Is this a sign? (Maybe.)
Is the King of My Heart trying to tell me something? (I doubt it.)
Am I going to heed his call? (OF COURSE.)
(Note: If you’re an Anthony Bourdain hater out there, please – stay hidden and don’t comment. I like being young and naive.)
(Okay, NOW comes the part about the food.)
Spots 8 and 9 on Anthony Bourdain’s bucket list are just a block apart, which makes them easy to knock off the list. Katz’s Deli and Russ and Daughters are two NYC institutions that have been around for the last century, give or take a couple years (Katz’s opened in 1888, Russ and Daughters in 1914), and they’re both still serving the same things they were when they first opened.
Russ and Daughters
If the day I went was representative of a normal day at Russ and Daughters, be prepared to WAIT. Even though it was pouring outside, this little place was packed to the brim with people, waiting for their smoked fish and Jewish sides.
While others were stocking up on pickled herring and latkes, I had my eyes on a lox bagel with the works (i.e. onions, tomatoes and capers). You get your choice of lox – I chose the Scottish salmon as it was supposed to be “the perfect union of silky texture, balanced smoked, and total sophistication”. I waited 30 minutes for my little bagel sandwich, then rushed over to Katz’s with my goodies all wrapped up in a bag.
I finally got the chance to chow down later in the day and the lox was just as it was described – the texture was smooth, the flavor had just a hint of smokiness…it was some great lox.
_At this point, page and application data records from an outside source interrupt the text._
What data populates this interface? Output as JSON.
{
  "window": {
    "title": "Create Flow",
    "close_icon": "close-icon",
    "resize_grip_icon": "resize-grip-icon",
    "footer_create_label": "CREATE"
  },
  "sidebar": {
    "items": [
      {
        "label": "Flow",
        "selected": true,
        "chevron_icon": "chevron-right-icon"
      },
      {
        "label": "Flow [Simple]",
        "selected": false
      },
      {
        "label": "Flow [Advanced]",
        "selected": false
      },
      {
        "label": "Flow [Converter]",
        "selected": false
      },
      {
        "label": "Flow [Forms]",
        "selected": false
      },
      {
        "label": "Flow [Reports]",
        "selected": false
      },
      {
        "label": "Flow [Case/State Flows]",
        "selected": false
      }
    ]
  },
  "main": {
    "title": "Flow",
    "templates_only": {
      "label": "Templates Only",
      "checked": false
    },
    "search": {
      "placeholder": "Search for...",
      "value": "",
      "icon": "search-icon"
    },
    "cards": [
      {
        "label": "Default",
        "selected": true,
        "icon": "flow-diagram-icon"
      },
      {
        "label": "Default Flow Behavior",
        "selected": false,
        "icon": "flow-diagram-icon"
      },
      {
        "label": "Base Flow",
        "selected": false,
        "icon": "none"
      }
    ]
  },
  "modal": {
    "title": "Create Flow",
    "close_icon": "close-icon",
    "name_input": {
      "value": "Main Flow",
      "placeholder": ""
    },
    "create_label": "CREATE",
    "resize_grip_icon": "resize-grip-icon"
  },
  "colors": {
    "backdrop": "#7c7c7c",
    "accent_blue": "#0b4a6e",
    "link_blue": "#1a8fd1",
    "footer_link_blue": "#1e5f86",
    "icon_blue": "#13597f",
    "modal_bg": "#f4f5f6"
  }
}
I almost wish I had just ordered the lox by itself – while the bagel itself was fine, they had smeared on too much cream cheese (at least, for my taste) and had sliced the onions and tomatoes a little thin.
The crowd in Katz’s was just as big as the one in Russ but, luckily, I didn’t have to wait – my sister from another mother, Jenn, had been waiting in line at Katz’s while I was waiting in line at Russ. (Tag team!) I found her sitting at a table, sandwich already split in two, patiently waiting for me to deliver my part of the deal.
Katz’s pastrami is so moist, it just flakes apart in your mouth. It’s probably the best pastrami I’ve had to date…but that’s not saying very much. I’ve yet to try LA’s pastrami institution (i.e. Langer’s) so I don’t know how the East compares with the West. Plus, at the end of the day, Katz’s pastrami sandwich is a $15 pastrami sandwich.
Is it worth the price? *shrugs* It is good though.